YOUR OBJECTIVE: Across the entries that follow, work out the number of lines containing the string "username", and state it alone.

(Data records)

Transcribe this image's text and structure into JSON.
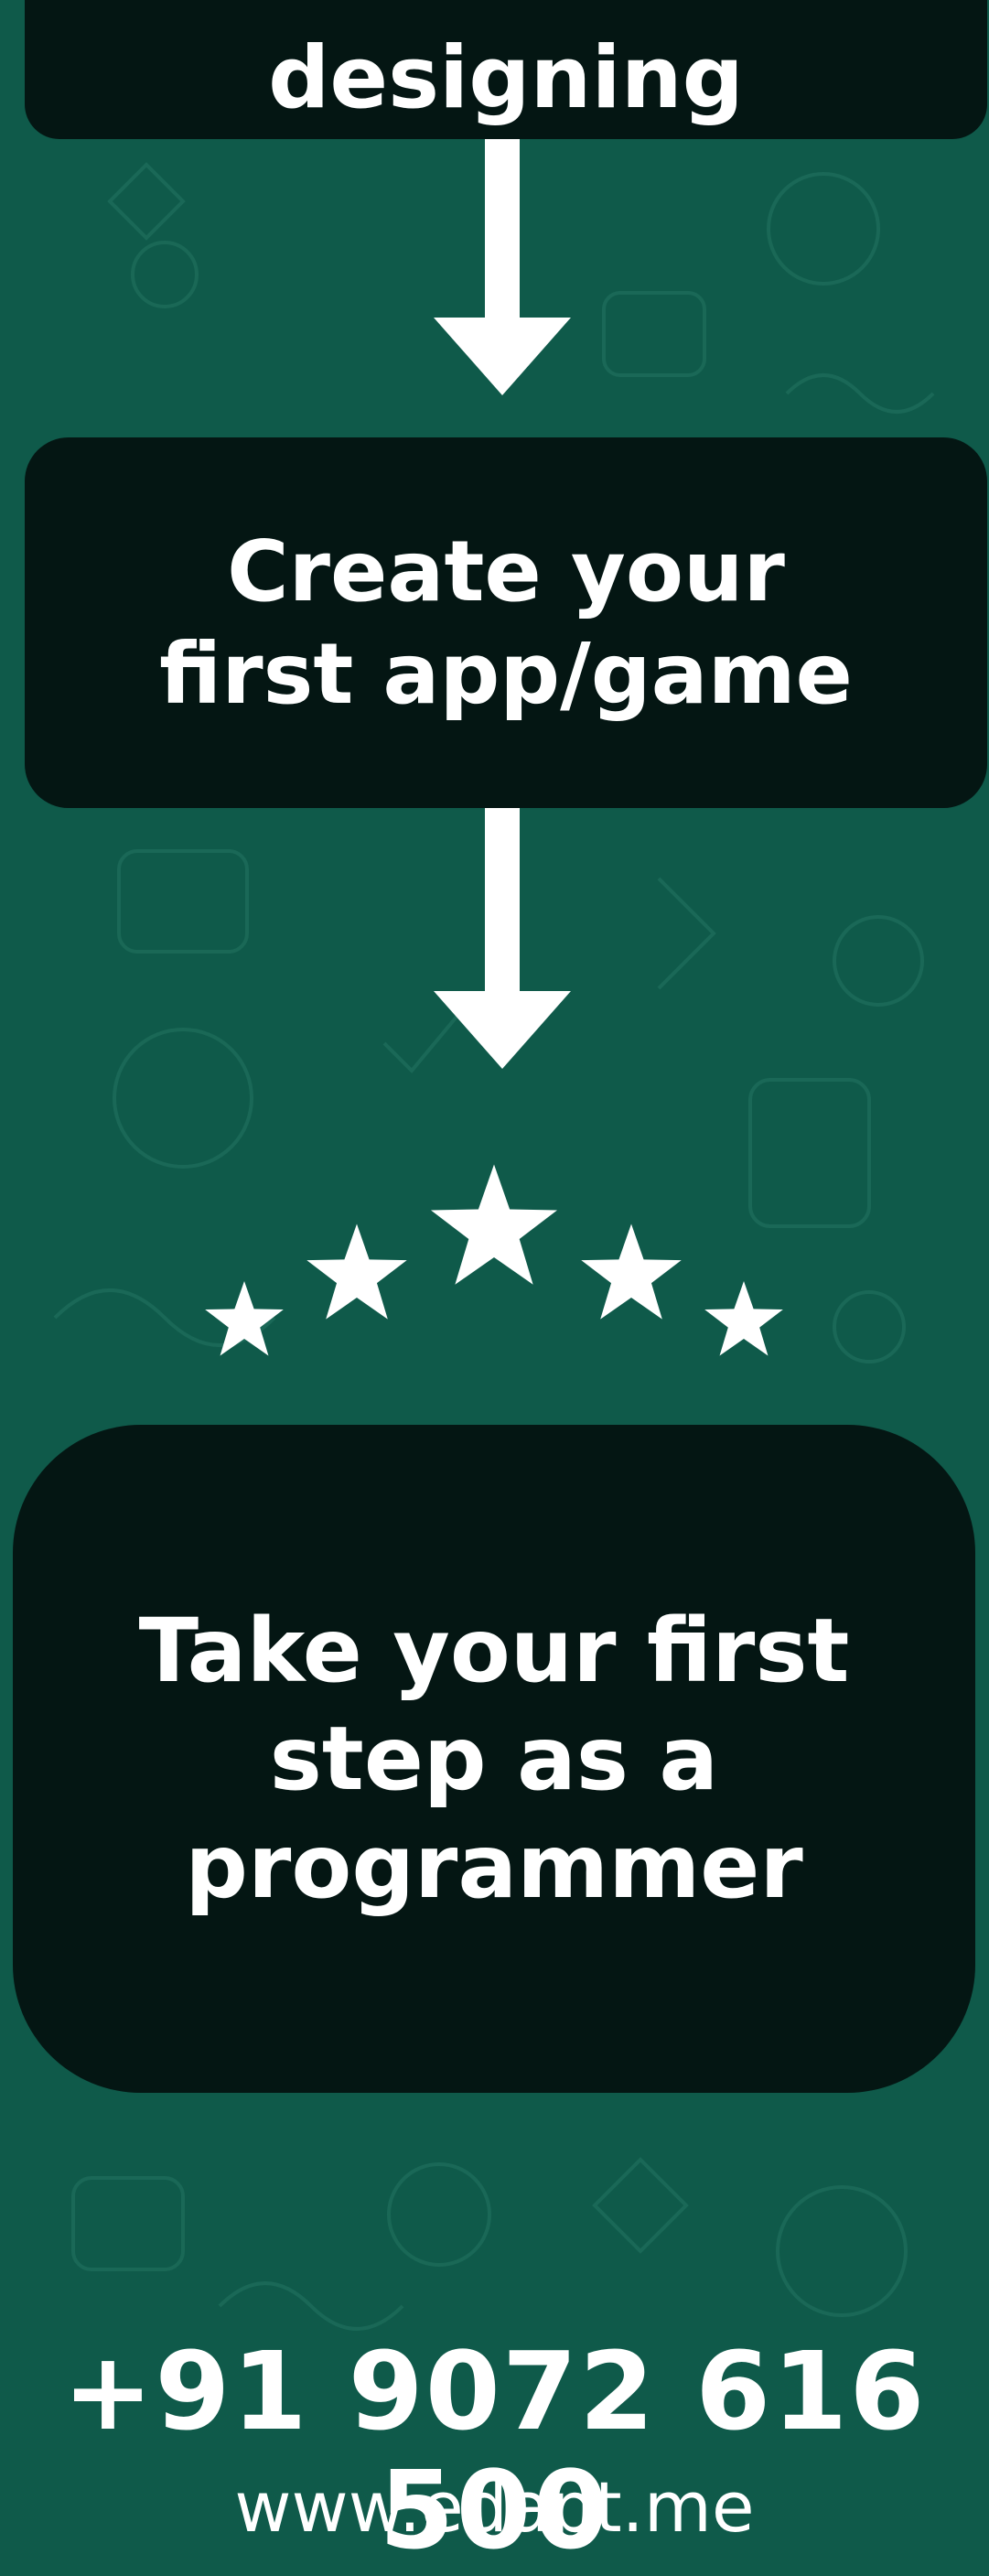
{
  "colors": {
    "background": "#0f5a4a",
    "card": "#041613",
    "text": "#ffffff",
    "pattern": "#1c6b59"
  },
  "steps": [
    {
      "text": "designing"
    },
    {
      "text": "Create your\nfirst app/game"
    },
    {
      "text": "Take your  first\nstep as a\nprogrammer"
    }
  ],
  "icons": {
    "arrow": "arrow-down-icon",
    "star": "star-icon",
    "pattern": "doodle-pattern"
  },
  "contact": {
    "phone": "+91 9072 616 500",
    "website": "www.edapt.me"
  }
}
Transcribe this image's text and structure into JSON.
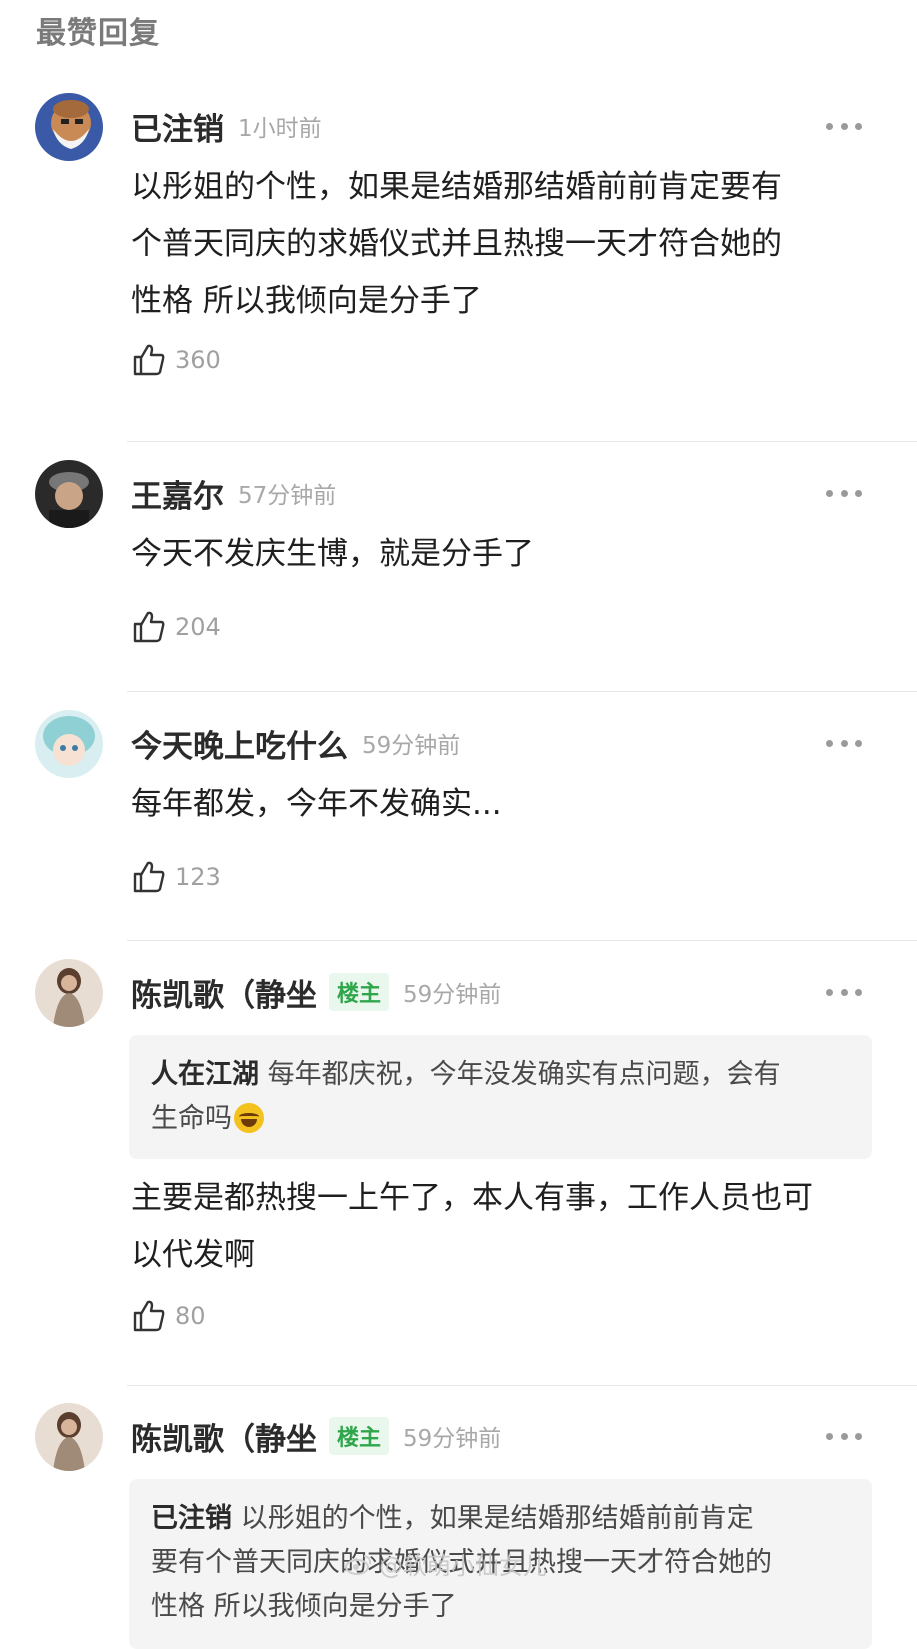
{
  "section_title": "最赞回复",
  "comments": [
    {
      "username": "已注销",
      "time": "1小时前",
      "content": [
        "以彤姐的个性，如果是结婚那结婚前前肯定要有",
        "个普天同庆的求婚仪式并且热搜一天才符合她的",
        "性格 所以我倾向是分手了"
      ],
      "likes": "360"
    },
    {
      "username": "王嘉尔",
      "time": "57分钟前",
      "content": [
        "今天不发庆生博，就是分手了"
      ],
      "likes": "204"
    },
    {
      "username": "今天晚上吃什么",
      "time": "59分钟前",
      "content": [
        "每年都发，今年不发确实..."
      ],
      "likes": "123"
    },
    {
      "username": "陈凯歌（静坐",
      "badge": "楼主",
      "time": "59分钟前",
      "quote_name": "人在江湖",
      "quote_text": [
        "每年都庆祝，今年没发确实有点问题，会有",
        "生命吗"
      ],
      "quote_emoji": "laugh-cry-emoji",
      "content": [
        "主要是都热搜一上午了，本人有事，工作人员也可",
        "以代发啊"
      ],
      "likes": "80"
    },
    {
      "username": "陈凯歌（静坐",
      "badge": "楼主",
      "time": "59分钟前",
      "quote_name": "已注销",
      "quote_text": [
        "以彤姐的个性，如果是结婚那结婚前前肯定",
        "要有个普天同庆的求婚仪式并且热搜一天才符合她的",
        "性格 所以我倾向是分手了"
      ]
    }
  ],
  "watermark": "@软萌小仙女儿",
  "colors": {
    "badge_bg": "#e9f7ec",
    "badge_text": "#2fa64a",
    "quote_bg": "#f4f4f4",
    "muted": "#a8a8a8"
  }
}
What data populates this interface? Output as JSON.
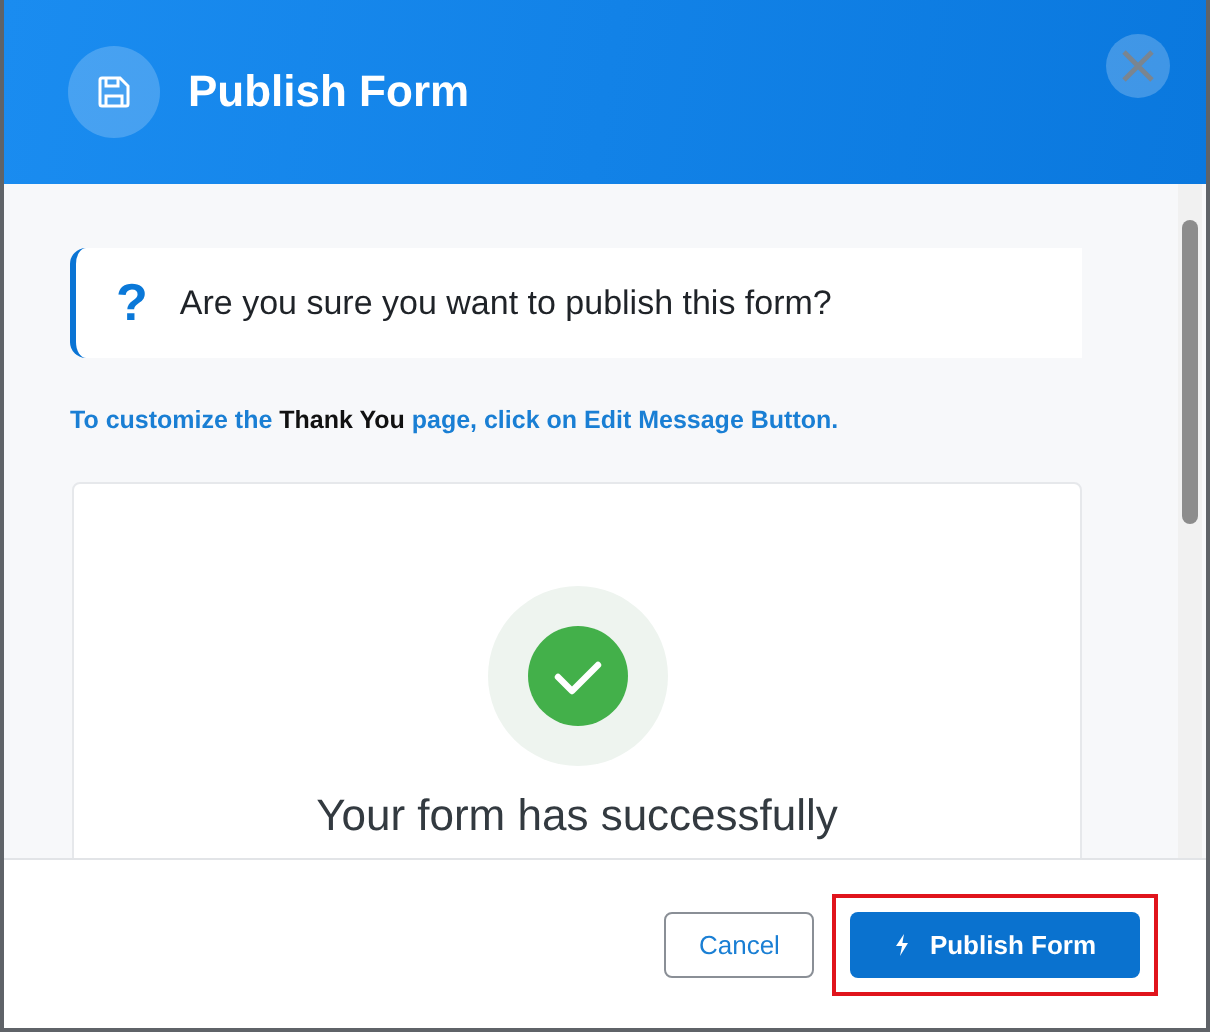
{
  "dialog": {
    "title": "Publish Form"
  },
  "question_icon": "?",
  "question": "Are you sure you want to publish this form?",
  "hint": "To customize the **Thank You** page, click on Edit Message Button.",
  "preview": {
    "message": "Your form has successfully"
  },
  "buttons": [
    {
      "label": "Cancel",
      "kind": "secondary",
      "highlighted": false
    },
    {
      "label": "Publish Form",
      "kind": "primary",
      "highlighted": true
    }
  ]
}
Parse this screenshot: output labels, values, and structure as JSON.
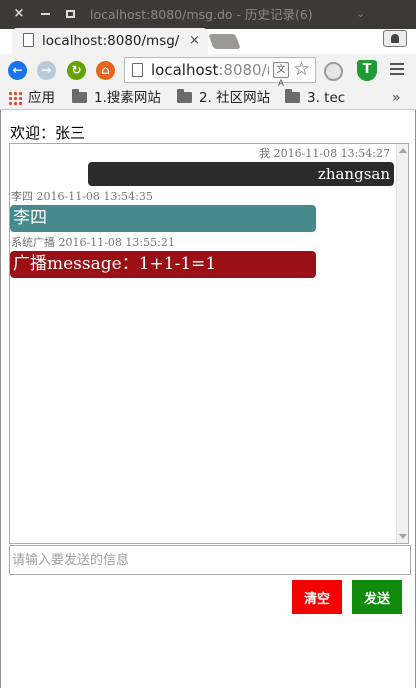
{
  "window": {
    "title": "localhost:8080/msg.do - 历史记录(6)",
    "controls": {
      "close_glyph": "×",
      "minimize_glyph": "–",
      "maximize_glyph": "□"
    }
  },
  "tab": {
    "title": "localhost:8080/msg/",
    "close_glyph": "×"
  },
  "toolbar": {
    "url_host": "localhost",
    "url_rest": ":8080/m",
    "translate_glyph": "文A",
    "star_glyph": "☆",
    "back_glyph": "←",
    "forward_glyph": "→",
    "reload_glyph": "↻",
    "home_glyph": "⌂",
    "ext2_glyph": "T"
  },
  "bookmarks": {
    "items": [
      {
        "label": "应用",
        "icon": "apps-grid-icon"
      },
      {
        "label": "1.搜素网站",
        "icon": "folder-icon"
      },
      {
        "label": "2. 社区网站",
        "icon": "folder-icon"
      },
      {
        "label": "3. tec",
        "icon": "folder-icon"
      }
    ],
    "more_glyph": "»"
  },
  "page": {
    "welcome_label": "欢迎：",
    "username": "张三",
    "messages": [
      {
        "sender": "我",
        "time": "2016-11-08 13:54:27",
        "text": "zhangsan",
        "color": "#2b2b2b",
        "align": "right"
      },
      {
        "sender": "李四",
        "time": "2016-11-08 13:54:35",
        "text": "李四",
        "color": "#468a8b",
        "align": "left"
      },
      {
        "sender": "系统广播",
        "time": "2016-11-08 13:55:21",
        "text": "广播message：1+1-1=1",
        "color": "#9a1014",
        "align": "left"
      }
    ],
    "input_placeholder": "请输入要发送的信息",
    "input_value": "",
    "clear_label": "清空",
    "send_label": "发送"
  },
  "colors": {
    "clear_button": "#f40000",
    "send_button": "#118a0c",
    "titlebar": "#3b3a37"
  }
}
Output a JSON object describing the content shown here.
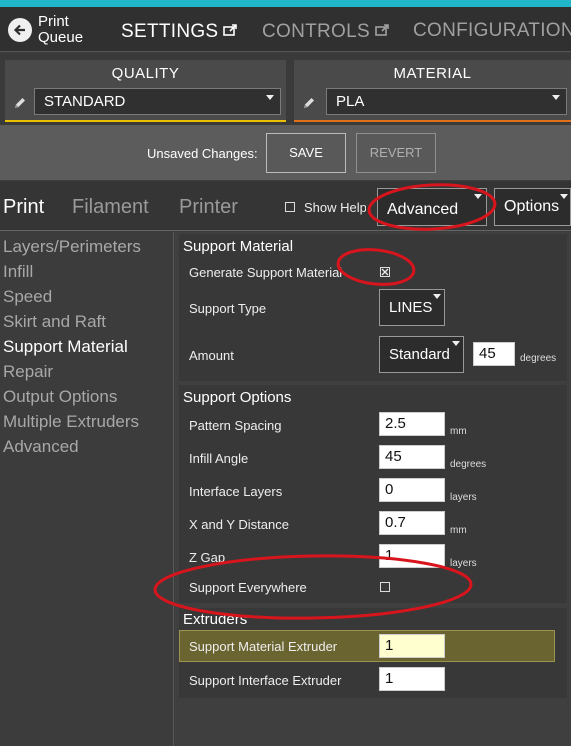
{
  "nav": {
    "back_label": "Print Queue",
    "tabs": [
      {
        "label": "SETTINGS",
        "active": true
      },
      {
        "label": "CONTROLS",
        "active": false
      },
      {
        "label": "CONFIGURATION",
        "active": false
      }
    ]
  },
  "presets": {
    "quality_title": "QUALITY",
    "quality_value": "STANDARD",
    "material_title": "MATERIAL",
    "material_value": "PLA"
  },
  "unsaved": {
    "label": "Unsaved Changes:",
    "save": "SAVE",
    "revert": "REVERT"
  },
  "subtabs": {
    "print": "Print",
    "filament": "Filament",
    "printer": "Printer",
    "show_help": "Show Help",
    "show_help_checked": false,
    "advanced": "Advanced",
    "options": "Options"
  },
  "sidebar": {
    "items": [
      {
        "label": "Layers/Perimeters",
        "active": false
      },
      {
        "label": "Infill",
        "active": false
      },
      {
        "label": "Speed",
        "active": false
      },
      {
        "label": "Skirt and Raft",
        "active": false
      },
      {
        "label": "Support Material",
        "active": true
      },
      {
        "label": "Repair",
        "active": false
      },
      {
        "label": "Output Options",
        "active": false
      },
      {
        "label": "Multiple Extruders",
        "active": false
      },
      {
        "label": "Advanced",
        "active": false
      }
    ]
  },
  "support_material": {
    "title": "Support Material",
    "generate_label": "Generate Support Material",
    "generate_checked": true,
    "type_label": "Support Type",
    "type_value": "LINES",
    "amount_label": "Amount",
    "amount_select": "Standard",
    "amount_value": "45",
    "amount_unit": "degrees"
  },
  "support_options": {
    "title": "Support Options",
    "pattern_spacing_label": "Pattern Spacing",
    "pattern_spacing_value": "2.5",
    "pattern_spacing_unit": "mm",
    "infill_angle_label": "Infill Angle",
    "infill_angle_value": "45",
    "infill_angle_unit": "degrees",
    "interface_layers_label": "Interface Layers",
    "interface_layers_value": "0",
    "interface_layers_unit": "layers",
    "xy_distance_label": "X and Y Distance",
    "xy_distance_value": "0.7",
    "xy_distance_unit": "mm",
    "z_gap_label": "Z Gap",
    "z_gap_value": "1",
    "z_gap_unit": "layers",
    "everywhere_label": "Support Everywhere",
    "everywhere_checked": false
  },
  "extruders": {
    "title": "Extruders",
    "material_extruder_label": "Support Material Extruder",
    "material_extruder_value": "1",
    "interface_extruder_label": "Support Interface Extruder",
    "interface_extruder_value": "1"
  },
  "colors": {
    "accent_strip": "#1fb6c9",
    "quality_underline": "#e8c000",
    "material_underline": "#e0701a",
    "annotation_red": "#d8141c",
    "highlight_row": "#6a6530"
  }
}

TASK RESULT: 6